** EXERCISE BRIEF **
Every entry must be output exactly as it was written.

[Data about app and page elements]
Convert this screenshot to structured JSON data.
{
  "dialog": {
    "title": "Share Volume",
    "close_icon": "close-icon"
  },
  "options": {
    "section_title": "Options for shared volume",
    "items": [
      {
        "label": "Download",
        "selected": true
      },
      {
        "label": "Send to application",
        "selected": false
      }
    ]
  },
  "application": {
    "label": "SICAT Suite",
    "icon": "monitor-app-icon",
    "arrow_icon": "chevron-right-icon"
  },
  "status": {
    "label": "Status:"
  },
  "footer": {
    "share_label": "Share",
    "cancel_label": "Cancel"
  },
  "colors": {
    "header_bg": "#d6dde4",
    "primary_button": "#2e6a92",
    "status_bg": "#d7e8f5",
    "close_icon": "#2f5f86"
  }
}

** ANSWER TO THIS PROBLEM **
Convert this screenshot to structured JSON data.
{
  "dialog": {
    "title": "Share Volume",
    "close_icon": "close-icon"
  },
  "options": {
    "section_title": "Options for shared volume",
    "items": [
      {
        "label": "Download",
        "selected": true
      },
      {
        "label": "Send to application",
        "selected": false
      }
    ]
  },
  "application": {
    "label": "SICAT Suite",
    "icon": "monitor-app-icon",
    "arrow_icon": "chevron-right-icon"
  },
  "status": {
    "label": "Status:"
  },
  "footer": {
    "share_label": "Share",
    "cancel_label": "Cancel"
  },
  "colors": {
    "header_bg": "#d6dde4",
    "primary_button": "#2e6a92",
    "status_bg": "#d7e8f5",
    "close_icon": "#2f5f86"
  }
}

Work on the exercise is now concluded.